I have worked on school improvement projects for 25 years. This proposal is based on the lessons learned from the failures of these projects. It has the best chance to effect permanent change of all projects I have worked on before. This is why.
- We finally have enough parents working with us, representative of the diverse LA County demographic
- The entire team is on board with our plan for fixing our public schools
- We are working together to strategize inside and outside of the schools, consistently
- We have learned to leverage our collective knowledge to successfully earn small, but growing victories
- The speed with which recently requested changes have been made and become observable, far exceeded our expectations
- The conditions are all favorable, presently, and are starting to make believers out of those on the fence.
Our project for 2021 will succeed with your support
The only imminent barrier to our progress and impact is a loss in momentum. That could only happen if we were to lose a key team member. The one thing that could cause one of us to leave is the prospect of facing financial hardship. This is something many Americans are presently contending with.
This is the best opportunity, since I started working in the schools, for parents to fix our public schools. It would be a shame if we failed because of our inability to help a key partner avoid financial hardship. That is why I urgently ask you to support this project, TODAY, with a donation. Just click on the button below.
Visit our Donate page to learn about other ways you can support our mission.
Learn More About The Work We Do Behind the Scene
There’s much to discuss and much detail I wish to share with you. I am certain that the better you understand our work, the greater value you will see in it – for you. As someone asking for your support, making this value to you as obvious as possible is my #1 priority.
That is why I am sharing the Project for 2021 Media Summary below. It provides a combined media mix of videos and a slideshow. Please check it out. My hope is that after viewing some of these items many of your questions will be answered. I am certain that if you do you will want to support us without ever being asked to again.
If you have any questions or concerns, please do not hesitate to reach out to me. Hearing from you would be considered an honored blessing.
Carlos Lemus, President
Project for 2021 Media Summary

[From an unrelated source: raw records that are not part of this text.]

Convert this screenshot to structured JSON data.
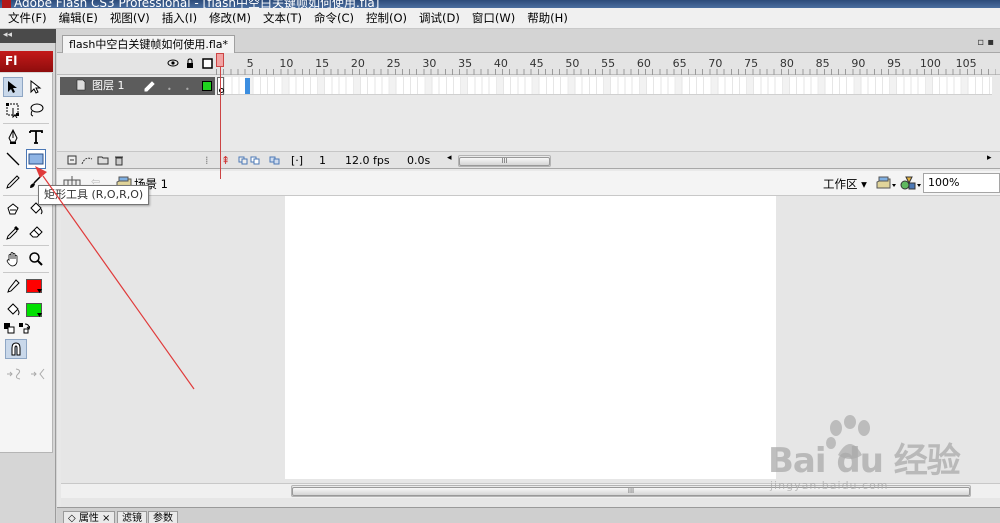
{
  "window": {
    "title": "Adobe Flash CS3 Professional - [flash中空白关键帧如何使用.fla]"
  },
  "menu": [
    "文件(F)",
    "编辑(E)",
    "视图(V)",
    "插入(I)",
    "修改(M)",
    "文本(T)",
    "命令(C)",
    "控制(O)",
    "调试(D)",
    "窗口(W)",
    "帮助(H)"
  ],
  "tools": {
    "panel_collapse": "◂◂",
    "logo": "Fl",
    "tooltip": "矩形工具 (R,O,R,O)",
    "stroke_color": "#ff0000",
    "fill_color": "#00e000"
  },
  "document": {
    "tab_label": "flash中空白关键帧如何使用.fla*",
    "window_controls": "▫ ▪"
  },
  "timeline": {
    "ruler": [
      "1",
      "5",
      "10",
      "15",
      "20",
      "25",
      "30",
      "35",
      "40",
      "45",
      "50",
      "55",
      "60",
      "65",
      "70",
      "75",
      "80",
      "85",
      "90",
      "95",
      "100",
      "105"
    ],
    "layer_name": "图层 1",
    "current_frame": "1",
    "fps": "12.0 fps",
    "elapsed": "0.0s"
  },
  "editbar": {
    "scene": "场景 1",
    "workspace": "工作区",
    "zoom": "100%"
  },
  "properties": {
    "tabs": [
      "属性",
      "滤镜",
      "参数"
    ]
  },
  "watermark": {
    "main": "Bai du 经验",
    "sub": "jingyan.baidu.com"
  },
  "colors": {
    "accent": "#4b78b6",
    "annotation": "#e03a3a",
    "layer_bg": "#5c5c5c"
  }
}
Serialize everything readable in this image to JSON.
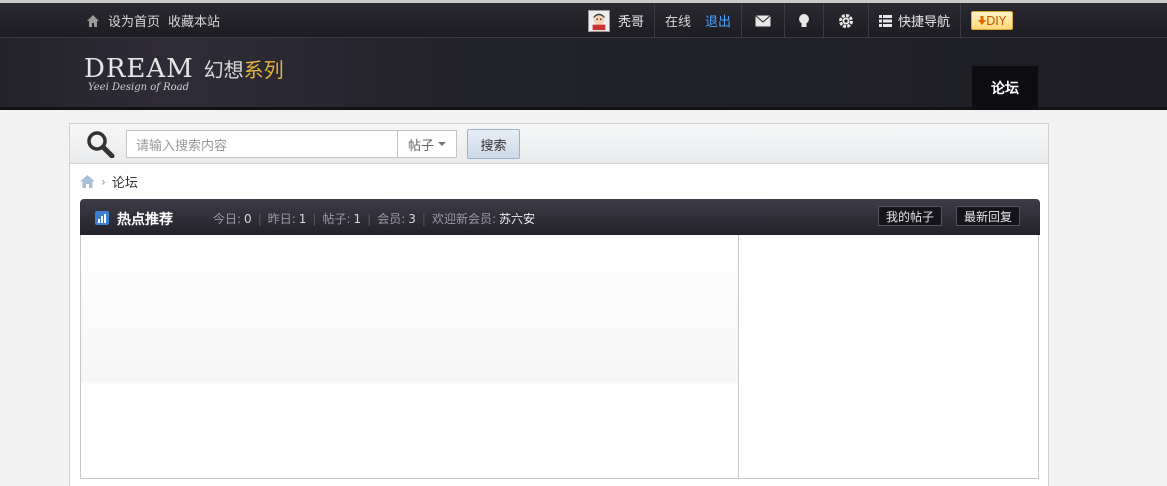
{
  "topbar": {
    "set_home": "设为首页",
    "bookmark": "收藏本站",
    "username": "秃哥",
    "online": "在线",
    "logout": "退出",
    "quick_nav": "快捷导航",
    "diy": "DIY",
    "icons": [
      "home-icon",
      "avatar",
      "mail-icon",
      "bulb-icon",
      "gear-icon",
      "list-icon",
      "arrow-down-icon"
    ]
  },
  "header": {
    "logo_main": "DREAM",
    "logo_cn_a": "幻想",
    "logo_cn_b": "系列",
    "logo_sub": "Yeei Design of Road",
    "nav_forum": "论坛"
  },
  "search": {
    "placeholder": "请输入搜索内容",
    "type": "帖子",
    "button": "搜索"
  },
  "breadcrumb": {
    "current": "论坛"
  },
  "hot": {
    "title": "热点推荐",
    "today_label": "今日:",
    "today_value": "0",
    "yesterday_label": "昨日:",
    "yesterday_value": "1",
    "posts_label": "帖子:",
    "posts_value": "1",
    "members_label": "会员:",
    "members_value": "3",
    "welcome_label": "欢迎新会员:",
    "welcome_name": "苏六安",
    "my_posts": "我的帖子",
    "latest_reply": "最新回复"
  },
  "colors": {
    "topbar": "#1c1c22",
    "header": "#24222a",
    "accent_blue": "#4aa3ff",
    "diy_orange": "#c05a00",
    "hot_head": "#2c2b34"
  }
}
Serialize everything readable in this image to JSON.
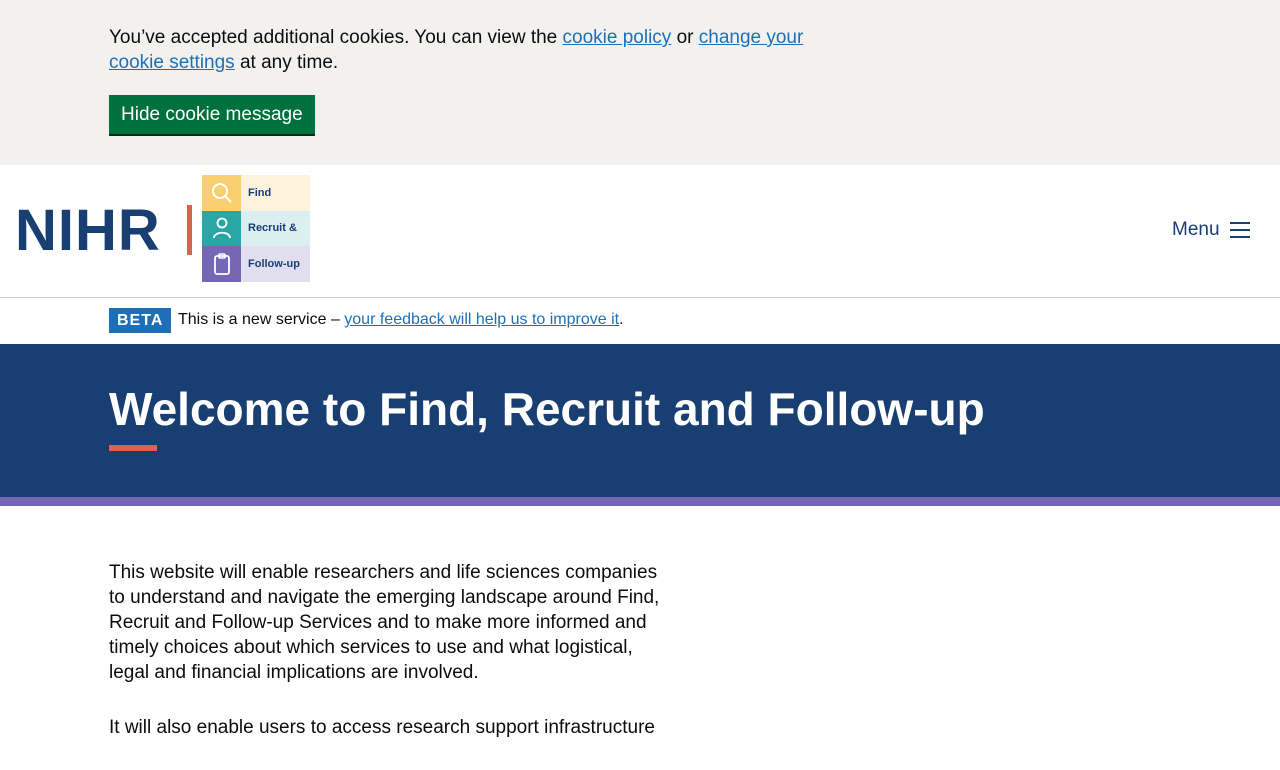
{
  "cookie_banner": {
    "text_before": "You’ve accepted additional cookies. You can view the ",
    "cookie_policy_link": "cookie policy",
    "text_middle": " or ",
    "change_settings_link": "change your cookie settings",
    "text_after": " at any time.",
    "hide_button": "Hide cookie message"
  },
  "header": {
    "logo_text": "NIHR",
    "frf_items": [
      {
        "label": "Find",
        "icon": "search-icon",
        "icon_bg": "#f9cf6f",
        "label_bg": "#fdf3dc"
      },
      {
        "label": "Recruit &",
        "icon": "person-icon",
        "icon_bg": "#2aa6a7",
        "label_bg": "#dbeef0"
      },
      {
        "label": "Follow-up",
        "icon": "clipboard-icon",
        "icon_bg": "#7567b3",
        "label_bg": "#e1def0"
      }
    ],
    "menu_label": "Menu"
  },
  "phase_banner": {
    "tag": "BETA",
    "text": "This is a new service – ",
    "link": "your feedback will help us to improve it",
    "suffix": "."
  },
  "hero": {
    "title": "Welcome to Find, Recruit and Follow-up"
  },
  "main": {
    "paragraph_1": "This website will enable researchers and life sciences companies to understand and navigate the emerging landscape around Find, Recruit and Follow-up Services and to make more informed and timely choices about which services to use and what logistical, legal and financial implications are involved.",
    "paragraph_2": "It will also enable users to access research support infrastructure"
  },
  "colors": {
    "brand_navy": "#193e72",
    "accent_coral": "#e05f4f",
    "accent_purple": "#7567b3",
    "link_blue": "#1d70b8",
    "button_green": "#00703c"
  }
}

Video 1: To The Adults On The Public School Payroll: Enough Is Enough – The purpose of this video is to bring some passion to the discussion of school improvement. The spirit of our youth, hence our future, sits in the balance. Our actions should reflect the urgency we should have regarding the failure of our public schools. Every stakeholder group should be concerned.
If you work for or are serviced by the public school system, you should be very very concerned. If you do not, you should be even more concerned. Hopefully, this video makes that clear for you.
Duration: 18 minutes
Video 2: How To Fix Our Public Schools For Free – This is a mixed compilation of clips from the much longer 1.5 hour video that lays out the whole plan. It’s purpose was to capture the most salient points of the longer video.
Duration: 28 minutes
This is the original video that, combined with the slide show, lays out the entire plan. You don’t need to view these to get the gist of what I am proposing. However, you do get 1.5 hrs of thoroughness, where I illustrate my plan, in detail.
Duration: 1hr 28min